Exercise inputs:
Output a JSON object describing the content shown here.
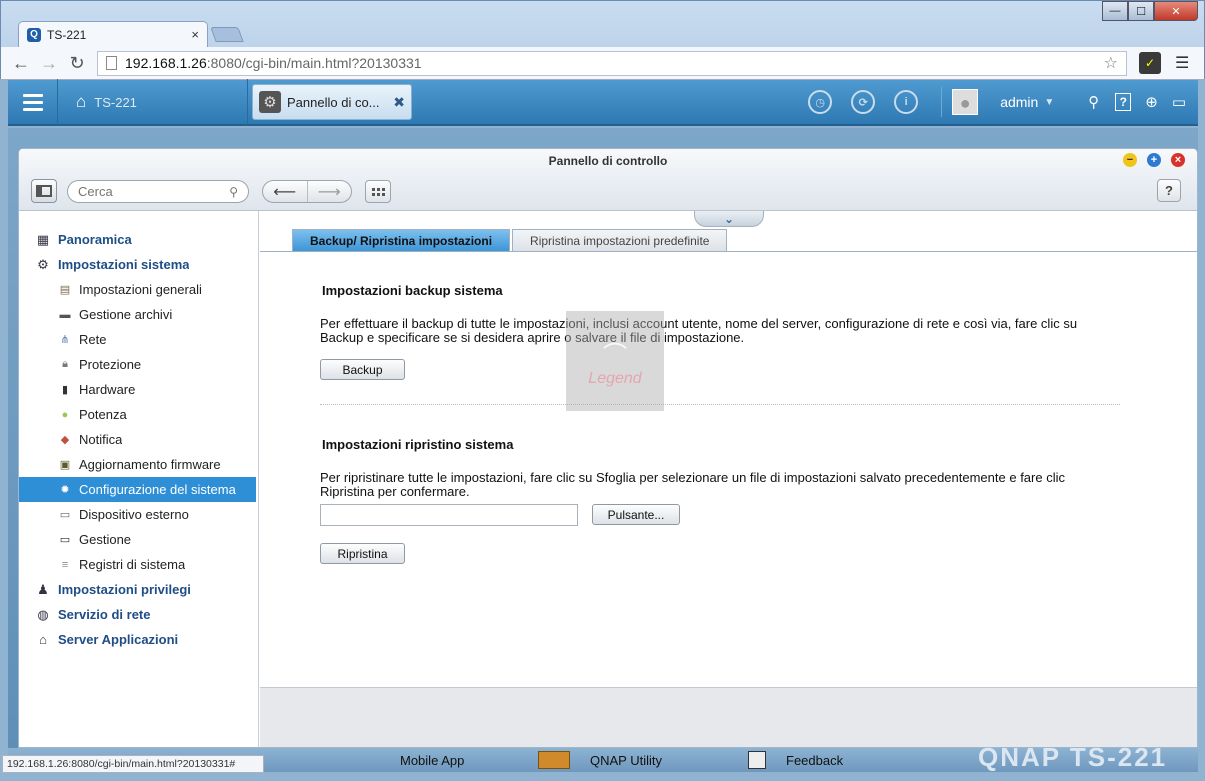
{
  "browser": {
    "tab_title": "TS-221",
    "tab_close": "×",
    "url_host": "192.168.1.26",
    "url_rest": ":8080/cgi-bin/main.html?20130331",
    "status_url": "192.168.1.26:8080/cgi-bin/main.html?20130331#"
  },
  "qts": {
    "home_label": "TS-221",
    "app_tab_label": "Pannello di co...",
    "user": "admin"
  },
  "window": {
    "title": "Pannello di controllo",
    "search_placeholder": "Cerca"
  },
  "sidebar": {
    "items": [
      {
        "label": "Panoramica",
        "level": "top",
        "icon": "overview-icon"
      },
      {
        "label": "Impostazioni sistema",
        "level": "top",
        "icon": "gear-icon"
      },
      {
        "label": "Impostazioni generali",
        "level": "sub",
        "icon": "general-settings-icon"
      },
      {
        "label": "Gestione archivi",
        "level": "sub",
        "icon": "storage-icon"
      },
      {
        "label": "Rete",
        "level": "sub",
        "icon": "network-icon"
      },
      {
        "label": "Protezione",
        "level": "sub",
        "icon": "lock-icon"
      },
      {
        "label": "Hardware",
        "level": "sub",
        "icon": "hardware-icon"
      },
      {
        "label": "Potenza",
        "level": "sub",
        "icon": "bulb-icon"
      },
      {
        "label": "Notifica",
        "level": "sub",
        "icon": "notification-icon"
      },
      {
        "label": "Aggiornamento firmware",
        "level": "sub",
        "icon": "firmware-icon"
      },
      {
        "label": "Configurazione del sistema",
        "level": "sub",
        "icon": "system-config-icon",
        "active": true
      },
      {
        "label": "Dispositivo esterno",
        "level": "sub",
        "icon": "external-device-icon"
      },
      {
        "label": "Gestione",
        "level": "sub",
        "icon": "monitor-icon"
      },
      {
        "label": "Registri di sistema",
        "level": "sub",
        "icon": "log-icon"
      },
      {
        "label": "Impostazioni privilegi",
        "level": "top",
        "icon": "user-icon"
      },
      {
        "label": "Servizio di rete",
        "level": "top",
        "icon": "globe-icon"
      },
      {
        "label": "Server Applicazioni",
        "level": "top",
        "icon": "app-server-icon"
      }
    ]
  },
  "tabs": {
    "active": "Backup/ Ripristina impostazioni",
    "inactive": "Ripristina impostazioni predefinite"
  },
  "backup": {
    "title": "Impostazioni backup sistema",
    "description": "Per effettuare il backup di tutte le impostazioni, inclusi account utente, nome del server, configurazione di rete e così via, fare clic su Backup e specificare se si desidera aprire o salvare il file di impostazione.",
    "button": "Backup"
  },
  "restore": {
    "title": "Impostazioni ripristino sistema",
    "description": "Per ripristinare tutte le impostazioni, fare clic su Sfoglia per selezionare un file di impostazioni salvato precedentemente e fare clic Ripristina per confermare.",
    "browse_button": "Pulsante...",
    "restore_button": "Ripristina"
  },
  "watermark": {
    "sub": "Legend"
  },
  "taskbar": {
    "mobile_app": "Mobile App",
    "utility": "QNAP Utility",
    "feedback": "Feedback",
    "brand": "QNAP TS-221"
  },
  "colors": {
    "qts_bar": "#3a87c2",
    "active_item": "#2f8fd6",
    "category_text": "#1f4d86"
  }
}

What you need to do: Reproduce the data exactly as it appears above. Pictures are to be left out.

Solution to this task:
Output a JSON object describing the content shown here.
{
  "browser": {
    "tab_title": "TS-221",
    "tab_close": "×",
    "url_host": "192.168.1.26",
    "url_rest": ":8080/cgi-bin/main.html?20130331",
    "status_url": "192.168.1.26:8080/cgi-bin/main.html?20130331#"
  },
  "qts": {
    "home_label": "TS-221",
    "app_tab_label": "Pannello di co...",
    "user": "admin"
  },
  "window": {
    "title": "Pannello di controllo",
    "search_placeholder": "Cerca"
  },
  "sidebar": {
    "items": [
      {
        "label": "Panoramica",
        "level": "top",
        "icon": "overview-icon"
      },
      {
        "label": "Impostazioni sistema",
        "level": "top",
        "icon": "gear-icon"
      },
      {
        "label": "Impostazioni generali",
        "level": "sub",
        "icon": "general-settings-icon"
      },
      {
        "label": "Gestione archivi",
        "level": "sub",
        "icon": "storage-icon"
      },
      {
        "label": "Rete",
        "level": "sub",
        "icon": "network-icon"
      },
      {
        "label": "Protezione",
        "level": "sub",
        "icon": "lock-icon"
      },
      {
        "label": "Hardware",
        "level": "sub",
        "icon": "hardware-icon"
      },
      {
        "label": "Potenza",
        "level": "sub",
        "icon": "bulb-icon"
      },
      {
        "label": "Notifica",
        "level": "sub",
        "icon": "notification-icon"
      },
      {
        "label": "Aggiornamento firmware",
        "level": "sub",
        "icon": "firmware-icon"
      },
      {
        "label": "Configurazione del sistema",
        "level": "sub",
        "icon": "system-config-icon",
        "active": true
      },
      {
        "label": "Dispositivo esterno",
        "level": "sub",
        "icon": "external-device-icon"
      },
      {
        "label": "Gestione",
        "level": "sub",
        "icon": "monitor-icon"
      },
      {
        "label": "Registri di sistema",
        "level": "sub",
        "icon": "log-icon"
      },
      {
        "label": "Impostazioni privilegi",
        "level": "top",
        "icon": "user-icon"
      },
      {
        "label": "Servizio di rete",
        "level": "top",
        "icon": "globe-icon"
      },
      {
        "label": "Server Applicazioni",
        "level": "top",
        "icon": "app-server-icon"
      }
    ]
  },
  "tabs": {
    "active": "Backup/ Ripristina impostazioni",
    "inactive": "Ripristina impostazioni predefinite"
  },
  "backup": {
    "title": "Impostazioni backup sistema",
    "description": "Per effettuare il backup di tutte le impostazioni, inclusi account utente, nome del server, configurazione di rete e così via, fare clic su Backup e specificare se si desidera aprire o salvare il file di impostazione.",
    "button": "Backup"
  },
  "restore": {
    "title": "Impostazioni ripristino sistema",
    "description": "Per ripristinare tutte le impostazioni, fare clic su Sfoglia per selezionare un file di impostazioni salvato precedentemente e fare clic Ripristina per confermare.",
    "browse_button": "Pulsante...",
    "restore_button": "Ripristina"
  },
  "watermark": {
    "sub": "Legend"
  },
  "taskbar": {
    "mobile_app": "Mobile App",
    "utility": "QNAP Utility",
    "feedback": "Feedback",
    "brand": "QNAP TS-221"
  },
  "colors": {
    "qts_bar": "#3a87c2",
    "active_item": "#2f8fd6",
    "category_text": "#1f4d86"
  }
}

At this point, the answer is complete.